- Hybrid Cloud Computing – Office 365. Office 365. Office 365. Do we need to say more? Microsoft has entire page dedicated for a jumping off point for Cloud Services and Storage. There is at least one major CRM partner that has a hybrid solution they are touting. Given the Patterson presentation (read the writing on the wall people), it is clear that CRM Online will be the big dog going forward and most organizations will end up having one foot on premise and the other in the cloud.
- BYOD – What information worker does not have their smartphone or iPad with them at their desk, in their briefcase or sitting next to them on the couch? We all do. And more and more workers want to be able to access company information without having to carry a second device or login to the corporate network via a desktop/laptop. The days of issuing pagers to employees seems to be over. Individuals own their device already and do not want to carry around a second ‘company issued’ device. So companies are under strong pressure to support and manage access for a wide range of employee owned devices – mandating technology hardware is no longer rule number 1 in the IT department. This of course has been making a huge impact in the Dynamics CRM space – the traditional use IE or Outlook to access CRM is not cutting it anymore. The few outliers at a company that had an Apple user or two is now replaced by the masses of individuals that have iPads or SmartPhones that now need access to CRM. At Convergence 2012 we all heard something that we hadn’t heard before – Microsoft team members publicly saying the word iPad and talking about how they would support it in the near future for CRM.
- Social Analytics – We haven’t arrived yet but there is certainly a lot of talk about building social data and the corresponding metrics into CRM. There is an Excel add-in that came out of the Microsoft labs for twitter analysis. I suspect that with Office 15 and in sync with the upgrade scheduled for Winter we will start to see some of this integration into CRM. Watch for significant improvements in the Visualization tool set inside of CRM to support it and outside of CRM but connected to it using SQL 2012 PowerPivot.
- Private Cloud Computing – Isn’t this just a variation on Partner Hosted CRM services? Maybe. It is about getting your CRM system out of your own data center and into Microsoft’s world but keeping it private at the same time. I think this will have bigger play overseas in areas where Microsoft can’t effectively service requirements for CRM Online in certain parts of the planet.
- Cloud Computing – Azure. Azure. Azure. And to paraphrase Steve Ballmer – you are either with us or you ain’t with us. Azure integration with CRM is real, it is happening, there are several ISV solutions with integrations that leverage the platform and there will be more in the near future.
Footnotes and Disclaimer – Everything in this blog posting is based on public info on the web and my personal interpretation.
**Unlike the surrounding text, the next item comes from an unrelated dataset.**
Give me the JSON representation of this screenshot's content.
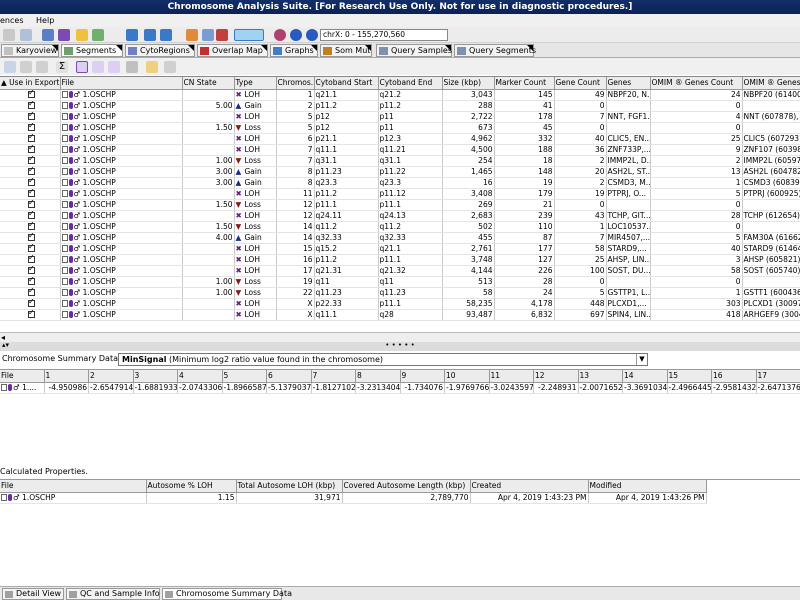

Nothing is based on any ‘insider information’. One of the key items of reference is the Bill Patterson WPC 2012 presentation, the Reuben Krippner Q2 2012 Service Update video which unfortunately but not surprisingly has been made private, and finally the Dennis Michalis New Delivery Schedule posting. Previous Statement of Directions – February 2009, August 2009, April 2010, September 2010, May 2011.